Records to use
---------------
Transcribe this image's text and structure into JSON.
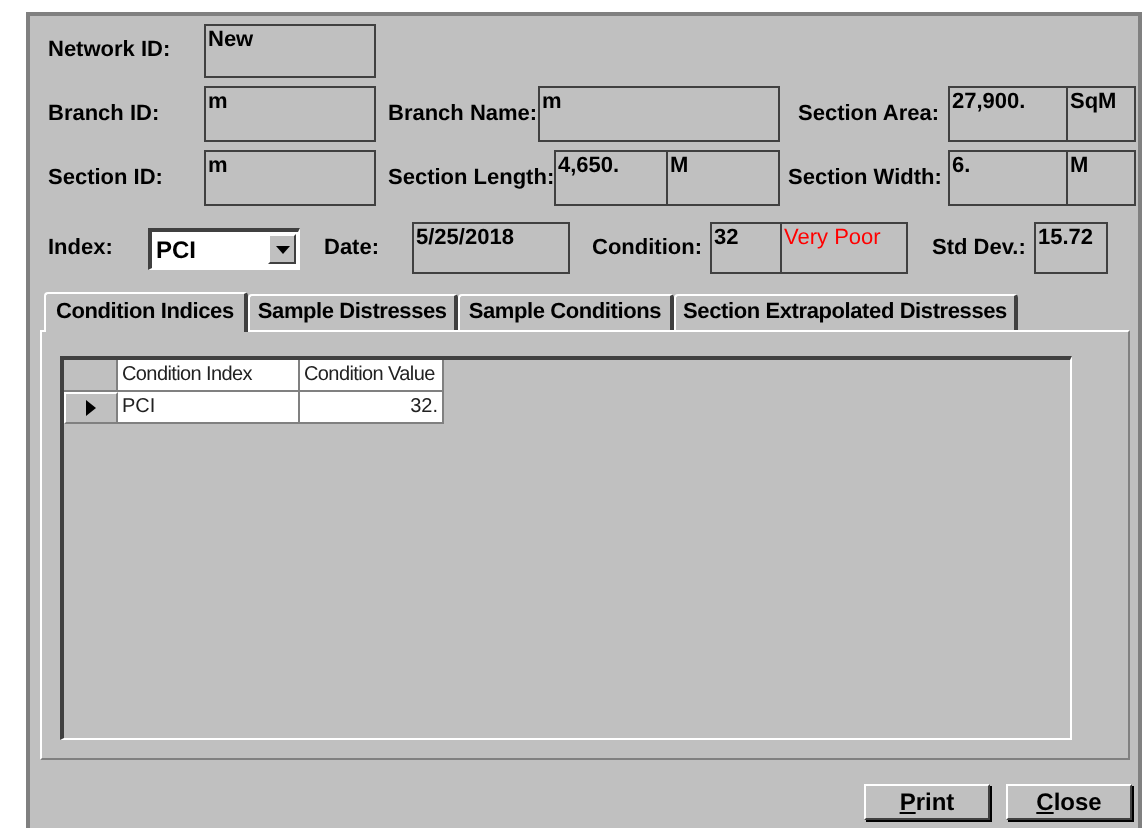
{
  "rows": [
    [
      {
        "kind": "field",
        "label": "Network ID:",
        "values": [
          {
            "kind": "value",
            "text": "New"
          }
        ]
      }
    ],
    [
      {
        "kind": "field",
        "label": "Branch ID:",
        "values": [
          {
            "kind": "value",
            "text": "m"
          }
        ]
      },
      {
        "kind": "field",
        "label": "Branch Name:",
        "values": [
          {
            "kind": "value",
            "text": "m"
          }
        ]
      },
      {
        "kind": "field",
        "label": "Section Area:",
        "values": [
          {
            "kind": "value",
            "text": "27,900."
          },
          {
            "kind": "unit",
            "text": "SqM"
          }
        ]
      }
    ],
    [
      {
        "kind": "field",
        "label": "Section ID:",
        "values": [
          {
            "kind": "value",
            "text": "m"
          }
        ]
      },
      {
        "kind": "field",
        "label": "Section Length:",
        "values": [
          {
            "kind": "value",
            "text": "4,650."
          },
          {
            "kind": "unit",
            "text": "M"
          }
        ]
      },
      {
        "kind": "field",
        "label": "Section Width:",
        "values": [
          {
            "kind": "value",
            "text": "6."
          },
          {
            "kind": "unit",
            "text": "M"
          }
        ]
      }
    ],
    [
      {
        "kind": "dropdown",
        "label": "Index:",
        "value": "PCI"
      },
      {
        "kind": "field",
        "label": "Date:",
        "values": [
          {
            "kind": "value",
            "text": "5/25/2018"
          }
        ]
      },
      {
        "kind": "field",
        "label": "Condition:",
        "values": [
          {
            "kind": "value",
            "text": "32"
          },
          {
            "kind": "rating",
            "text": "Very Poor"
          }
        ]
      },
      {
        "kind": "field",
        "label": "Std Dev.:",
        "values": [
          {
            "kind": "value",
            "text": "15.72"
          }
        ]
      }
    ]
  ],
  "tabs": [
    {
      "label": "Condition Indices",
      "selected": true
    },
    {
      "label": "Sample Distresses",
      "selected": false
    },
    {
      "label": "Sample Conditions",
      "selected": false
    },
    {
      "label": "Section Extrapolated Distresses",
      "selected": false
    }
  ],
  "table": {
    "columns": [
      "Condition Index",
      "Condition Value"
    ],
    "rows": [
      {
        "selected": true,
        "cells": [
          "PCI",
          "32."
        ]
      }
    ]
  },
  "buttons": [
    "Print",
    "Close"
  ]
}
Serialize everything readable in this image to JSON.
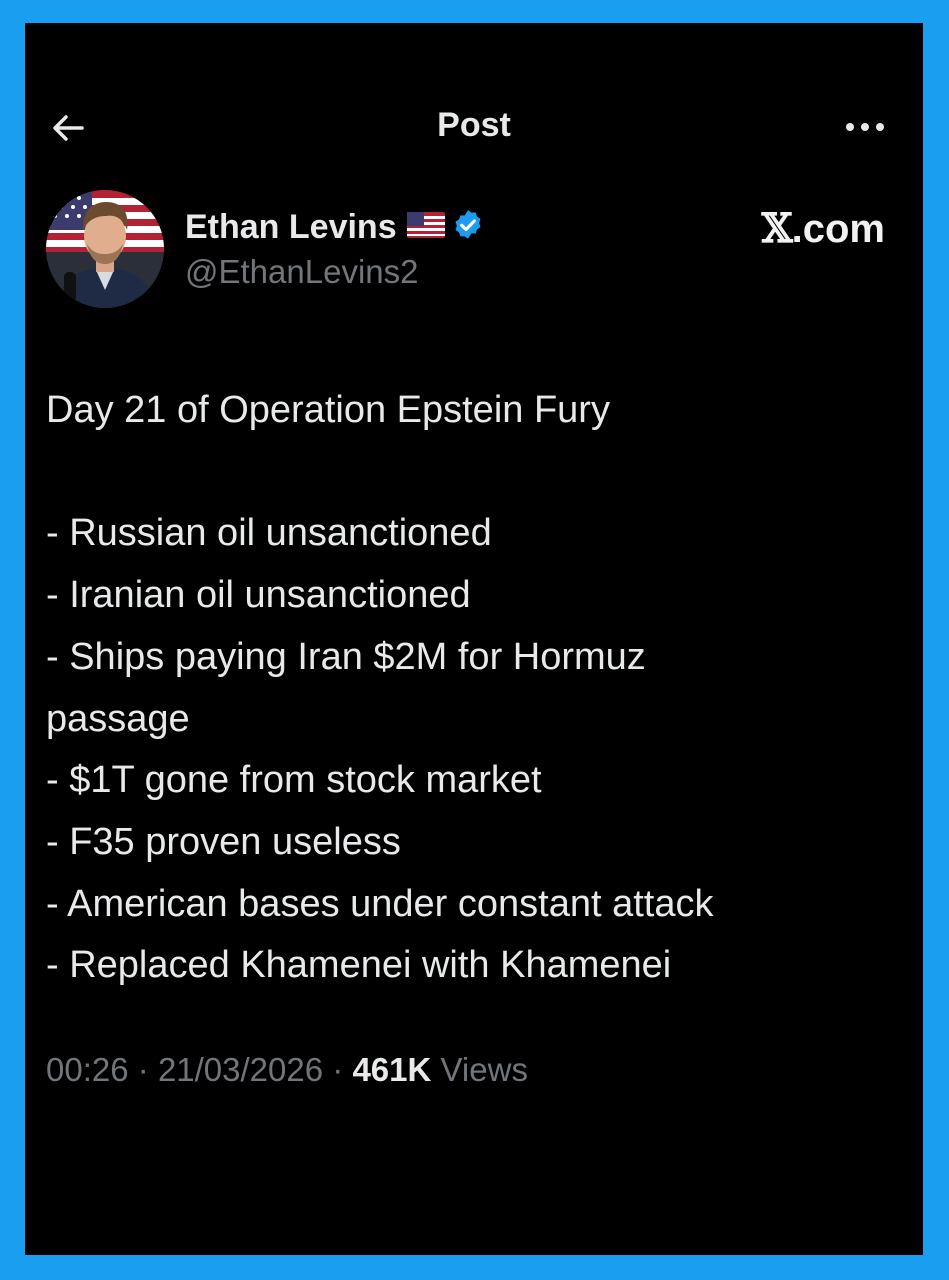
{
  "header": {
    "title": "Post"
  },
  "author": {
    "name": "Ethan Levins",
    "handle": "@EthanLevins2",
    "flag_icon": "us-flag-icon",
    "verified_icon": "verified-badge-icon",
    "verified_color": "#1d9bf0"
  },
  "watermark": {
    "x": "𝕏",
    "domain": ".com"
  },
  "post": {
    "lines": [
      "Day 21 of Operation Epstein Fury",
      "",
      "- Russian oil unsanctioned",
      "- Iranian oil unsanctioned",
      "- Ships paying Iran $2M for Hormuz",
      "passage",
      "- $1T gone from stock market",
      "- F35 proven useless",
      "- American bases under constant attack",
      "- Replaced Khamenei with Khamenei"
    ]
  },
  "meta": {
    "time": "00:26",
    "separator": "·",
    "date": "21/03/2026",
    "views_count": "461K",
    "views_label": "Views"
  },
  "colors": {
    "frame": "#1a9ff0",
    "background": "#000000",
    "text_primary": "#e7e9ea",
    "text_secondary": "#71767b"
  }
}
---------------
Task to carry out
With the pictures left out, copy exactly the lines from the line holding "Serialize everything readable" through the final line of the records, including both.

Result for this exercise
Serialize everything readable in this image to JSON.
{
  "header": {
    "title": "Post"
  },
  "author": {
    "name": "Ethan Levins",
    "handle": "@EthanLevins2",
    "flag_icon": "us-flag-icon",
    "verified_icon": "verified-badge-icon",
    "verified_color": "#1d9bf0"
  },
  "watermark": {
    "x": "𝕏",
    "domain": ".com"
  },
  "post": {
    "lines": [
      "Day 21 of Operation Epstein Fury",
      "",
      "- Russian oil unsanctioned",
      "- Iranian oil unsanctioned",
      "- Ships paying Iran $2M for Hormuz",
      "passage",
      "- $1T gone from stock market",
      "- F35 proven useless",
      "- American bases under constant attack",
      "- Replaced Khamenei with Khamenei"
    ]
  },
  "meta": {
    "time": "00:26",
    "separator": "·",
    "date": "21/03/2026",
    "views_count": "461K",
    "views_label": "Views"
  },
  "colors": {
    "frame": "#1a9ff0",
    "background": "#000000",
    "text_primary": "#e7e9ea",
    "text_secondary": "#71767b"
  }
}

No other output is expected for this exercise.